Aim of the exercise:
Line by line, copy all of the data exactly.
Start of Block
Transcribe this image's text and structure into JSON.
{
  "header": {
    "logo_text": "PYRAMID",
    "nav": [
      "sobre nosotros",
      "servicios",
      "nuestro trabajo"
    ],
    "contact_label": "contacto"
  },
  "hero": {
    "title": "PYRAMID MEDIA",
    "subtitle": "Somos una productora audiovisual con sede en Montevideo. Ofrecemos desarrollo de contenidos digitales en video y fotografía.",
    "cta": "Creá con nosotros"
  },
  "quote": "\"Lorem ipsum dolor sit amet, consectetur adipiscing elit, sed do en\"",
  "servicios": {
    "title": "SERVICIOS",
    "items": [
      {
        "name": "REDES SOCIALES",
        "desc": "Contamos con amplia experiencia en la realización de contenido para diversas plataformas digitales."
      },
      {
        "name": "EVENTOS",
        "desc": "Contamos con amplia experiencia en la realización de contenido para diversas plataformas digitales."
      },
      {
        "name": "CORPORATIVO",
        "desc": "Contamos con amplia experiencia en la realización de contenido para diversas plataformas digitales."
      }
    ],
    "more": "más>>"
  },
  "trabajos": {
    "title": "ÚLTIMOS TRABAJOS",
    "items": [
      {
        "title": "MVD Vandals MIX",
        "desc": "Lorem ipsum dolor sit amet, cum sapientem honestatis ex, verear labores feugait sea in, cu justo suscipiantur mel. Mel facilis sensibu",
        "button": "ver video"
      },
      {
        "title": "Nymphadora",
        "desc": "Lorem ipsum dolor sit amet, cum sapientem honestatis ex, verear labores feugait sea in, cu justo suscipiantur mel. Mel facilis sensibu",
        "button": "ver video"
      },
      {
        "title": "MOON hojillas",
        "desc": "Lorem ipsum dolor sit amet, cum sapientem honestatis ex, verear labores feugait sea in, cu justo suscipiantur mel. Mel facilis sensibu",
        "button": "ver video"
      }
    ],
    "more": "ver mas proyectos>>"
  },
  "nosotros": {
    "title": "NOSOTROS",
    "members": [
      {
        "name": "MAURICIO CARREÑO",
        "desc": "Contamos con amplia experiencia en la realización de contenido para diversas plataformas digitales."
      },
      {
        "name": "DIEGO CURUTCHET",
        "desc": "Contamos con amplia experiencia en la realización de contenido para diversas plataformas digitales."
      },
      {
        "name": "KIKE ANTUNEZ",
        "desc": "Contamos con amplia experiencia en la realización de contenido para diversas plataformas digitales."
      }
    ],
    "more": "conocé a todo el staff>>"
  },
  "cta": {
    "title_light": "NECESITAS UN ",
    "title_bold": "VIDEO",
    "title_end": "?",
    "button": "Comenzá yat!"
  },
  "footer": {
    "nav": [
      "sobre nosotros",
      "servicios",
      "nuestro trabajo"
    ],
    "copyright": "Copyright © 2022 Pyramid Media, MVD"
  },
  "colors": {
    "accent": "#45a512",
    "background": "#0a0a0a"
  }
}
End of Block
Reply:
Transcribe this image's text and structure into JSON.
{
  "header": {
    "logo_text": "PYRAMID",
    "nav": [
      "sobre nosotros",
      "servicios",
      "nuestro trabajo"
    ],
    "contact_label": "contacto"
  },
  "hero": {
    "title": "PYRAMID MEDIA",
    "subtitle": "Somos una productora audiovisual con sede en Montevideo. Ofrecemos desarrollo de contenidos digitales en video y fotografía.",
    "cta": "Creá con nosotros"
  },
  "quote": "\"Lorem ipsum dolor sit amet, consectetur adipiscing elit, sed do en\"",
  "servicios": {
    "title": "SERVICIOS",
    "items": [
      {
        "name": "REDES SOCIALES",
        "desc": "Contamos con amplia experiencia en la realización de contenido para diversas plataformas digitales."
      },
      {
        "name": "EVENTOS",
        "desc": "Contamos con amplia experiencia en la realización de contenido para diversas plataformas digitales."
      },
      {
        "name": "CORPORATIVO",
        "desc": "Contamos con amplia experiencia en la realización de contenido para diversas plataformas digitales."
      }
    ],
    "more": "más>>"
  },
  "trabajos": {
    "title": "ÚLTIMOS TRABAJOS",
    "items": [
      {
        "title": "MVD Vandals MIX",
        "desc": "Lorem ipsum dolor sit amet, cum sapientem honestatis ex, verear labores feugait sea in, cu justo suscipiantur mel. Mel facilis sensibu",
        "button": "ver video"
      },
      {
        "title": "Nymphadora",
        "desc": "Lorem ipsum dolor sit amet, cum sapientem honestatis ex, verear labores feugait sea in, cu justo suscipiantur mel. Mel facilis sensibu",
        "button": "ver video"
      },
      {
        "title": "MOON hojillas",
        "desc": "Lorem ipsum dolor sit amet, cum sapientem honestatis ex, verear labores feugait sea in, cu justo suscipiantur mel. Mel facilis sensibu",
        "button": "ver video"
      }
    ],
    "more": "ver mas proyectos>>"
  },
  "nosotros": {
    "title": "NOSOTROS",
    "members": [
      {
        "name": "MAURICIO CARREÑO",
        "desc": "Contamos con amplia experiencia en la realización de contenido para diversas plataformas digitales."
      },
      {
        "name": "DIEGO CURUTCHET",
        "desc": "Contamos con amplia experiencia en la realización de contenido para diversas plataformas digitales."
      },
      {
        "name": "KIKE ANTUNEZ",
        "desc": "Contamos con amplia experiencia en la realización de contenido para diversas plataformas digitales."
      }
    ],
    "more": "conocé a todo el staff>>"
  },
  "cta": {
    "title_light": "NECESITAS UN ",
    "title_bold": "VIDEO",
    "title_end": "?",
    "button": "Comenzá yat!"
  },
  "footer": {
    "nav": [
      "sobre nosotros",
      "servicios",
      "nuestro trabajo"
    ],
    "copyright": "Copyright © 2022 Pyramid Media, MVD"
  },
  "colors": {
    "accent": "#45a512",
    "background": "#0a0a0a"
  }
}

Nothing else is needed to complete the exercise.